**Work order**
Without including any pictures, write out the listing below exactly.

**Entries supplied**
[Start of section]

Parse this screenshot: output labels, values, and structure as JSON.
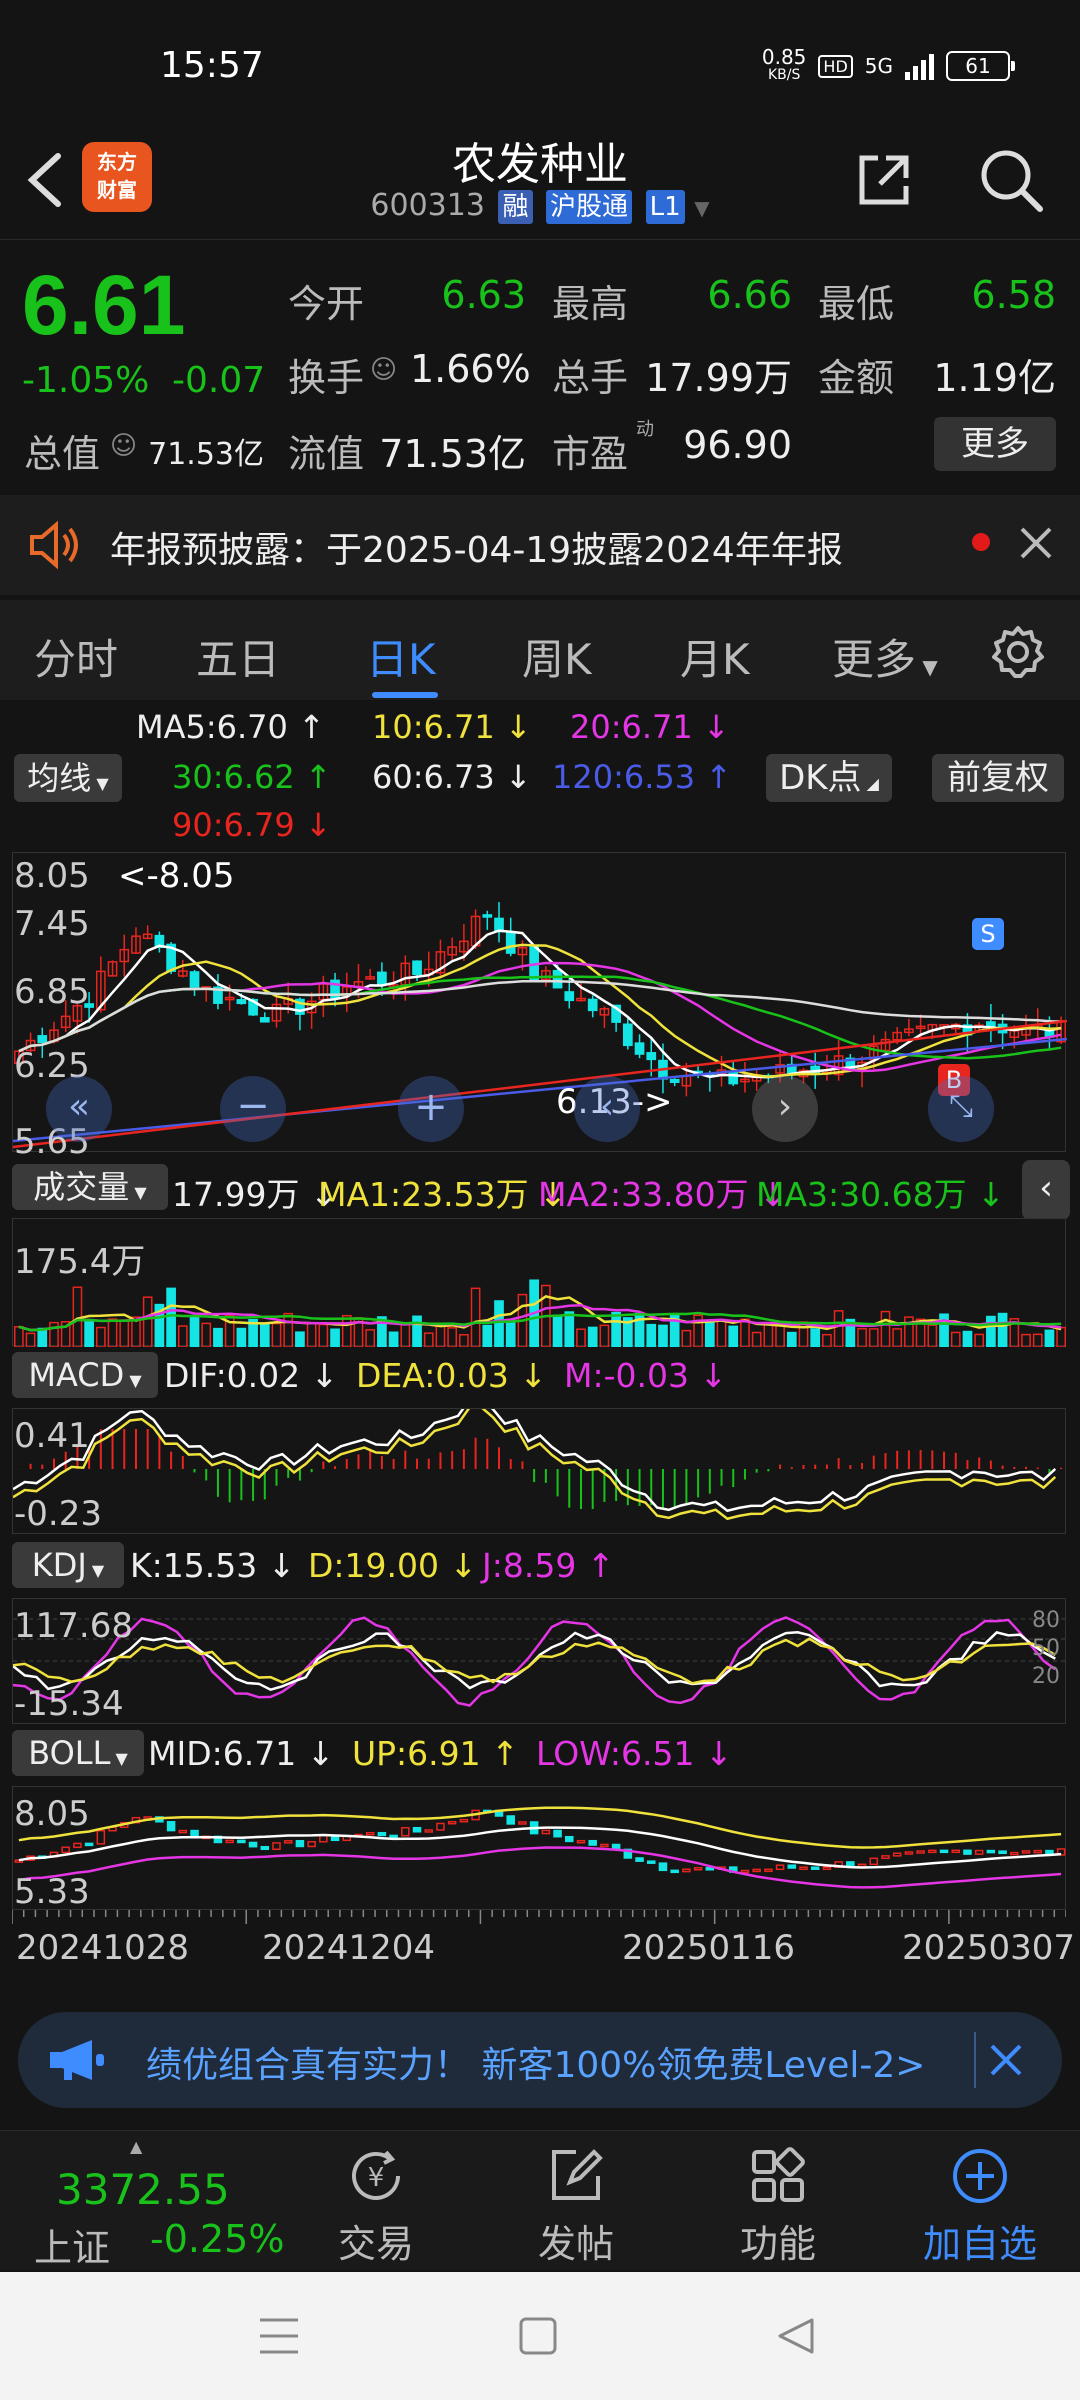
{
  "status": {
    "time": "15:57",
    "net_speed_top": "0.85",
    "net_speed_bottom": "KB/S",
    "hd": "HD",
    "signal": "5G",
    "battery": "61"
  },
  "header": {
    "logo_top": "东方",
    "logo_bottom": "财富",
    "name": "农发种业",
    "code": "600313",
    "tags": [
      "融",
      "沪股通",
      "L1"
    ]
  },
  "quote": {
    "price": "6.61",
    "pct": "-1.05%",
    "change": "-0.07",
    "open_label": "今开",
    "open": "6.63",
    "high_label": "最高",
    "high": "6.66",
    "low_label": "最低",
    "low": "6.58",
    "turnover_label": "换手",
    "turnover": "1.66%",
    "volume_label": "总手",
    "volume": "17.99万",
    "amount_label": "金额",
    "amount": "1.19亿",
    "mktcap_label": "总值",
    "mktcap": "71.53亿",
    "float_label": "流值",
    "float": "71.53亿",
    "pe_label": "市盈",
    "pe_sup": "动",
    "pe": "96.90",
    "more": "更多"
  },
  "notice": {
    "text": "年报预披露：于2025-04-19披露2024年年报"
  },
  "tabs": [
    "分时",
    "五日",
    "日K",
    "周K",
    "月K",
    "更多"
  ],
  "active_tab": "日K",
  "ma": {
    "selector": "均线",
    "ma5": "MA5:6.70",
    "ma10": "10:6.71",
    "ma20": "20:6.71",
    "ma30": "30:6.62",
    "ma60": "60:6.73",
    "ma120": "120:6.53",
    "ma90": "90:6.79",
    "dk_button": "DK点",
    "adjust_button": "前复权"
  },
  "kline": {
    "y_top": "8.05",
    "y_mid1": "7.45",
    "y_mid2": "6.85",
    "y_mid3": "6.25",
    "y_bottom": "5.65",
    "max_note": "<-8.05",
    "min_note": "6.13->",
    "sell_marker": "S",
    "buy_marker": "B"
  },
  "volume": {
    "selector": "成交量",
    "value": "17.99万",
    "ma1": "MA1:23.53万",
    "ma2": "MA2:33.80万",
    "ma3": "MA3:30.68万",
    "y_top": "175.4万"
  },
  "macd": {
    "selector": "MACD",
    "dif": "DIF:0.02",
    "dea": "DEA:0.03",
    "m": "M:-0.03",
    "y_top": "0.41",
    "y_bottom": "-0.23"
  },
  "kdj": {
    "selector": "KDJ",
    "k": "K:15.53",
    "d": "D:19.00",
    "j": "J:8.59",
    "y_top": "117.68",
    "y_bottom": "-15.34",
    "lvl80": "80",
    "lvl50": "50",
    "lvl20": "20"
  },
  "boll": {
    "selector": "BOLL",
    "mid": "MID:6.71",
    "up": "UP:6.91",
    "low": "LOW:6.51",
    "y_top": "8.05",
    "y_bottom": "5.33"
  },
  "dates": [
    "20241028",
    "20241204",
    "20250116",
    "20250307"
  ],
  "promo": {
    "text": "绩优组合真有实力！ 新客100%领免费Level-2>"
  },
  "bottom": {
    "index_value": "3372.55",
    "index_name": "上证",
    "index_pct": "-0.25%",
    "trade": "交易",
    "post": "发帖",
    "func": "功能",
    "watch": "加自选"
  },
  "colors": {
    "green": "#19c21a",
    "red": "#e8251e",
    "yellow": "#f0e23c",
    "magenta": "#e436e4",
    "blue": "#3f8cff",
    "cyan": "#14e4e4"
  }
}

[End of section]

**Answer to the problem**
Parse this screenshot: output labels, values, and structure as JSON.
{
  "status": {
    "time": "15:57",
    "net_speed_top": "0.85",
    "net_speed_bottom": "KB/S",
    "hd": "HD",
    "signal": "5G",
    "battery": "61"
  },
  "header": {
    "logo_top": "东方",
    "logo_bottom": "财富",
    "name": "农发种业",
    "code": "600313",
    "tags": [
      "融",
      "沪股通",
      "L1"
    ]
  },
  "quote": {
    "price": "6.61",
    "pct": "-1.05%",
    "change": "-0.07",
    "open_label": "今开",
    "open": "6.63",
    "high_label": "最高",
    "high": "6.66",
    "low_label": "最低",
    "low": "6.58",
    "turnover_label": "换手",
    "turnover": "1.66%",
    "volume_label": "总手",
    "volume": "17.99万",
    "amount_label": "金额",
    "amount": "1.19亿",
    "mktcap_label": "总值",
    "mktcap": "71.53亿",
    "float_label": "流值",
    "float": "71.53亿",
    "pe_label": "市盈",
    "pe_sup": "动",
    "pe": "96.90",
    "more": "更多"
  },
  "notice": {
    "text": "年报预披露：于2025-04-19披露2024年年报"
  },
  "tabs": [
    "分时",
    "五日",
    "日K",
    "周K",
    "月K",
    "更多"
  ],
  "active_tab": "日K",
  "ma": {
    "selector": "均线",
    "ma5": "MA5:6.70",
    "ma10": "10:6.71",
    "ma20": "20:6.71",
    "ma30": "30:6.62",
    "ma60": "60:6.73",
    "ma120": "120:6.53",
    "ma90": "90:6.79",
    "dk_button": "DK点",
    "adjust_button": "前复权"
  },
  "kline": {
    "y_top": "8.05",
    "y_mid1": "7.45",
    "y_mid2": "6.85",
    "y_mid3": "6.25",
    "y_bottom": "5.65",
    "max_note": "<-8.05",
    "min_note": "6.13->",
    "sell_marker": "S",
    "buy_marker": "B"
  },
  "volume": {
    "selector": "成交量",
    "value": "17.99万",
    "ma1": "MA1:23.53万",
    "ma2": "MA2:33.80万",
    "ma3": "MA3:30.68万",
    "y_top": "175.4万"
  },
  "macd": {
    "selector": "MACD",
    "dif": "DIF:0.02",
    "dea": "DEA:0.03",
    "m": "M:-0.03",
    "y_top": "0.41",
    "y_bottom": "-0.23"
  },
  "kdj": {
    "selector": "KDJ",
    "k": "K:15.53",
    "d": "D:19.00",
    "j": "J:8.59",
    "y_top": "117.68",
    "y_bottom": "-15.34",
    "lvl80": "80",
    "lvl50": "50",
    "lvl20": "20"
  },
  "boll": {
    "selector": "BOLL",
    "mid": "MID:6.71",
    "up": "UP:6.91",
    "low": "LOW:6.51",
    "y_top": "8.05",
    "y_bottom": "5.33"
  },
  "dates": [
    "20241028",
    "20241204",
    "20250116",
    "20250307"
  ],
  "promo": {
    "text": "绩优组合真有实力！ 新客100%领免费Level-2>"
  },
  "bottom": {
    "index_value": "3372.55",
    "index_name": "上证",
    "index_pct": "-0.25%",
    "trade": "交易",
    "post": "发帖",
    "func": "功能",
    "watch": "加自选"
  },
  "colors": {
    "green": "#19c21a",
    "red": "#e8251e",
    "yellow": "#f0e23c",
    "magenta": "#e436e4",
    "blue": "#3f8cff",
    "cyan": "#14e4e4"
  }
}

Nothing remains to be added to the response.